Although SICOT is a global Society with an individual membership, we see an absolute need for a closer relationship with National Orthopaedic Societies on the one hand and International Subspecialty Societies on the other. For the latter, we want to establish cooperation as easily as possible to encourage common projects and to support joint meetings.
Combined meetings seem to be the key to fruitful partnerships between us and other scientific societies. To this end, we had an annual meeting together with the Royal College of Orthopaedic Surgeons of Thailand (RCOST) in 2009 and the Swedish Orthopaedic Society (SOF) in 2010. An annual meeting was also organised with the Brazilian Orthopaedic Society (SBOT) in 2014.
The SICOT Officers regularly attend the annual meetings of selected national societies and invite Presidents of national and subspecialty societies to SICOT meetings. These personal contacts seem to us an important step towards a lively and successful communication to begin the planning of common projects.
The partnership campaign, "Friendship Nations", honours specific nations at our annual meetings. The Officers of the National Society have a place of honour during the meetings. A number of privileges are arranged for them and for the participants of the selected Nation.
The 2009 Friendship Nation in Pattaya, Thailand, was India; the following Nation to be honoured at the Gothenburg Conference in 2010 was Japan; and for the meeting in 2011 in Prague, China and Russian-speaking countries accepted to become Friendship Nations of SICOT. SICOT welcomed the Pan Arab Orthopaedic Association (PAOA) as Friendship Society in 2012, and in 2013 APOA and SAARC member countries were the Friendship Nations. In 2014 and 2015, the Latin American Society of Orthopaedics & Traumatology (SLAOT) and Asia Pacific Orthopaedic Association (APOA) member countries were the Friendship Nations. In 2016 it was Italy's turn and in 2017 all African nations were the Friendship Nations. In 2018, all Latin American nations are the Friendship Nations.
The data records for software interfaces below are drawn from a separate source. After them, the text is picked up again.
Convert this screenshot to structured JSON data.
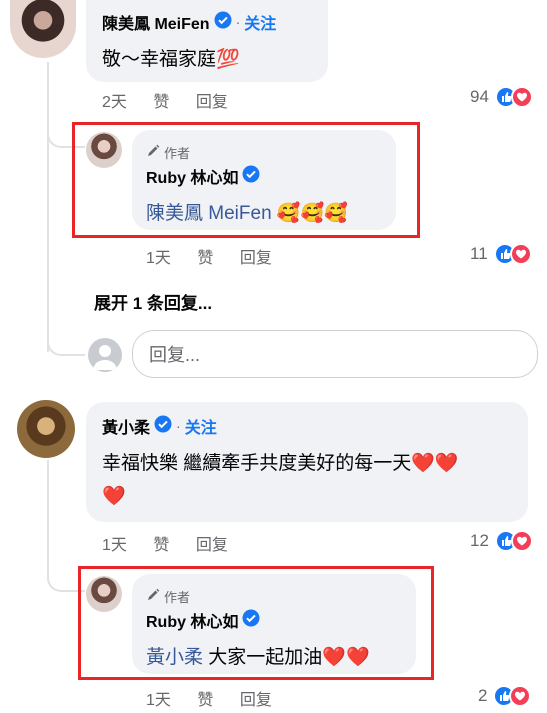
{
  "comments": [
    {
      "author": "陳美鳳 MeiFen",
      "follow": "关注",
      "text": "敬～幸福家庭💯",
      "time": "2天",
      "like": "赞",
      "reply": "回复",
      "count": "94"
    },
    {
      "author": "黃小柔",
      "follow": "关注",
      "text_line1": "幸福快樂 繼續牽手共度美好的每一天❤️❤️",
      "text_line2": "❤️",
      "time": "1天",
      "like": "赞",
      "reply": "回复",
      "count": "12"
    }
  ],
  "replies": [
    {
      "tag": "作者",
      "author": "Ruby 林心如",
      "mention": "陳美鳳 MeiFen",
      "text": " 🥰🥰🥰",
      "time": "1天",
      "like": "赞",
      "reply": "回复",
      "count": "11"
    },
    {
      "tag": "作者",
      "author": "Ruby 林心如",
      "mention": "黃小柔",
      "text": " 大家一起加油❤️❤️",
      "time": "1天",
      "like": "赞",
      "reply": "回复",
      "count": "2"
    }
  ],
  "expand_label": "展开 1 条回复...",
  "reply_placeholder": "回复...",
  "icons": [
    "verified-badge-icon",
    "pencil-icon",
    "like-reaction-icon",
    "love-reaction-icon"
  ],
  "colors": {
    "accent": "#1877f2",
    "highlight": "#e8262a",
    "bubble": "#f0f2f5"
  }
}
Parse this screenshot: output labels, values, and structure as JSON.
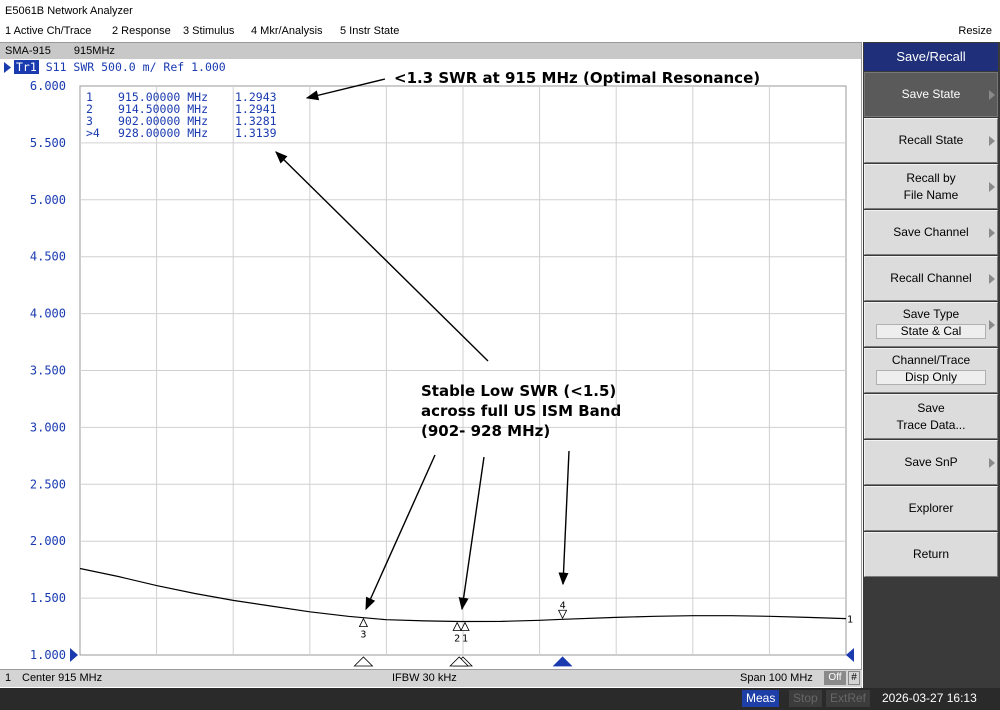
{
  "window": {
    "title": "E5061B Network Analyzer"
  },
  "menu": {
    "items": [
      "1 Active Ch/Trace",
      "2 Response",
      "3 Stimulus",
      "4 Mkr/Analysis",
      "5 Instr State"
    ],
    "resize": "Resize"
  },
  "channel": {
    "name": "SMA-915",
    "freq": "915MHz"
  },
  "trace": {
    "id": "Tr1",
    "desc": "S11  SWR 500.0 m/ Ref 1.000"
  },
  "y_axis": {
    "labels": [
      "6.000",
      "5.500",
      "5.000",
      "4.500",
      "4.000",
      "3.500",
      "3.000",
      "2.500",
      "2.000",
      "1.500",
      "1.000"
    ]
  },
  "marker_table": [
    {
      "num": "1",
      "freq": "915.00000 MHz",
      "value": "1.2943"
    },
    {
      "num": "2",
      "freq": "914.50000 MHz",
      "value": "1.2941"
    },
    {
      "num": "3",
      "freq": "902.00000 MHz",
      "value": "1.3281"
    },
    {
      "num": ">4",
      "freq": "928.00000 MHz",
      "value": "1.3139"
    }
  ],
  "annotations": {
    "top": "<1.3 SWR at 915 MHz (Optimal Resonance)",
    "middle": [
      "Stable Low SWR (<1.5)",
      "across full US ISM Band",
      "(902- 928 MHz)"
    ]
  },
  "chart_data": {
    "type": "line",
    "x_unit": "MHz",
    "xlim": [
      865,
      965
    ],
    "ylim": [
      1.0,
      6.0
    ],
    "series": [
      {
        "x": [
          865,
          870,
          875,
          880,
          885,
          890,
          895,
          900,
          902,
          905,
          910,
          914.5,
          915,
          920,
          925,
          928,
          935,
          940,
          945,
          950,
          955,
          960,
          965
        ],
        "y": [
          1.76,
          1.69,
          1.61,
          1.54,
          1.48,
          1.43,
          1.38,
          1.34,
          1.328,
          1.31,
          1.3,
          1.294,
          1.294,
          1.295,
          1.305,
          1.314,
          1.33,
          1.34,
          1.345,
          1.345,
          1.34,
          1.33,
          1.32
        ]
      }
    ],
    "markers": [
      {
        "label": "1",
        "x": 915.0,
        "y": 1.2943
      },
      {
        "label": "2",
        "x": 914.5,
        "y": 1.2941
      },
      {
        "label": "3",
        "x": 902.0,
        "y": 1.3281
      },
      {
        "label": "4",
        "x": 928.0,
        "y": 1.3139
      }
    ],
    "trace_end_label": "1"
  },
  "status": {
    "channel": "1",
    "center": "Center  915 MHz",
    "ifbw": "IFBW 30 kHz",
    "span": "Span 100 MHz",
    "off": "Off",
    "num": "#"
  },
  "bottom": {
    "meas": "Meas",
    "stop": "Stop",
    "extref": "ExtRef",
    "time": "2026-03-27 16:13"
  },
  "softkeys": {
    "title": "Save/Recall",
    "items": [
      {
        "lines": [
          "Save State"
        ],
        "active": true,
        "arrow": true
      },
      {
        "lines": [
          "Recall State"
        ],
        "arrow": true
      },
      {
        "lines": [
          "Recall by",
          "File Name"
        ],
        "arrow": true
      },
      {
        "lines": [
          "Save Channel"
        ],
        "arrow": true
      },
      {
        "lines": [
          "Recall Channel"
        ],
        "arrow": true
      },
      {
        "lines": [
          "Save Type"
        ],
        "sub": "State & Cal",
        "arrow": true
      },
      {
        "lines": [
          "Channel/Trace"
        ],
        "sub": "Disp Only"
      },
      {
        "lines": [
          "Save",
          "Trace Data..."
        ]
      },
      {
        "lines": [
          "Save SnP"
        ],
        "arrow": true
      },
      {
        "lines": [
          "Explorer"
        ]
      },
      {
        "lines": [
          "Return"
        ]
      }
    ]
  },
  "colors": {
    "trace": "#000000",
    "label_blue": "#1a3bb0",
    "marker_blue": "#1a3bb0",
    "softkey_title_bg": "#1f2f7a"
  }
}
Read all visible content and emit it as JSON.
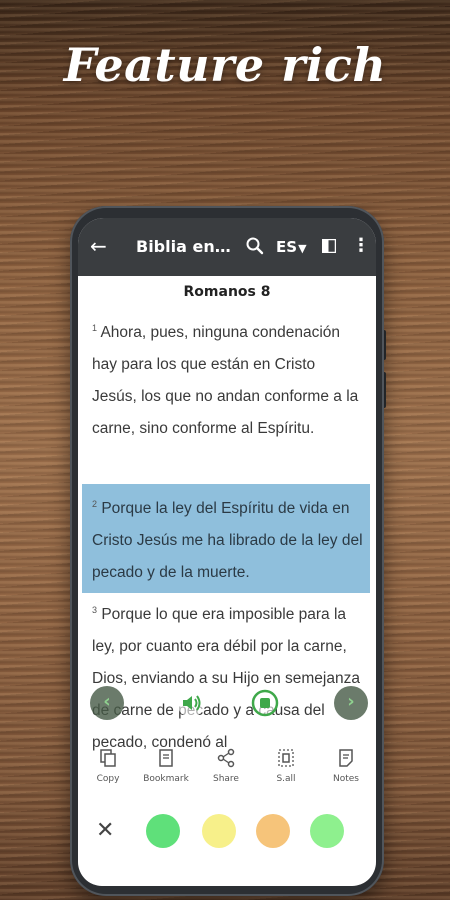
{
  "headline": "Feature rich",
  "appbar": {
    "back": "←",
    "title": "Biblia en…",
    "lang": "ES",
    "lang_caret": "▼",
    "more": "⋮"
  },
  "chapter": "Romanos 8",
  "verses": [
    {
      "num": "1",
      "text": "Ahora, pues, ninguna condenación hay para los que están en Cristo Jesús, los que no andan conforme a la carne, sino conforme al Espíritu."
    },
    {
      "num": "2",
      "text": "Porque la ley del Espíritu de vida en Cristo Jesús me ha librado de la ley del pecado y de la muerte."
    },
    {
      "num": "3",
      "text": "Porque lo que era imposible para la ley, por cuanto era débil por la carne, Dios, enviando a su Hijo en semejanza de carne de pecado y a causa del pecado, condenó al"
    }
  ],
  "nav": {
    "prev": "‹",
    "next": "›"
  },
  "toolbar": {
    "copy": "Copy",
    "bookmark": "Bookmark",
    "share": "Share",
    "select_all": "S.all",
    "notes": "Notes"
  },
  "close": "✕",
  "highlight_colors": [
    "#5fe07a",
    "#f7f08a",
    "#f6c47a",
    "#8ef08e"
  ],
  "colors": {
    "appbar": "#3a3d40",
    "highlight": "#8fbfdc"
  }
}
We hope that this continuous close communication will help all of us reach some of our common goals, for example, providing the best possible care to our patients, assuring a sound, continuing education during the entire professional life of a surgeon and increasing global awareness of and support for research programmes in the musculoskeletal field.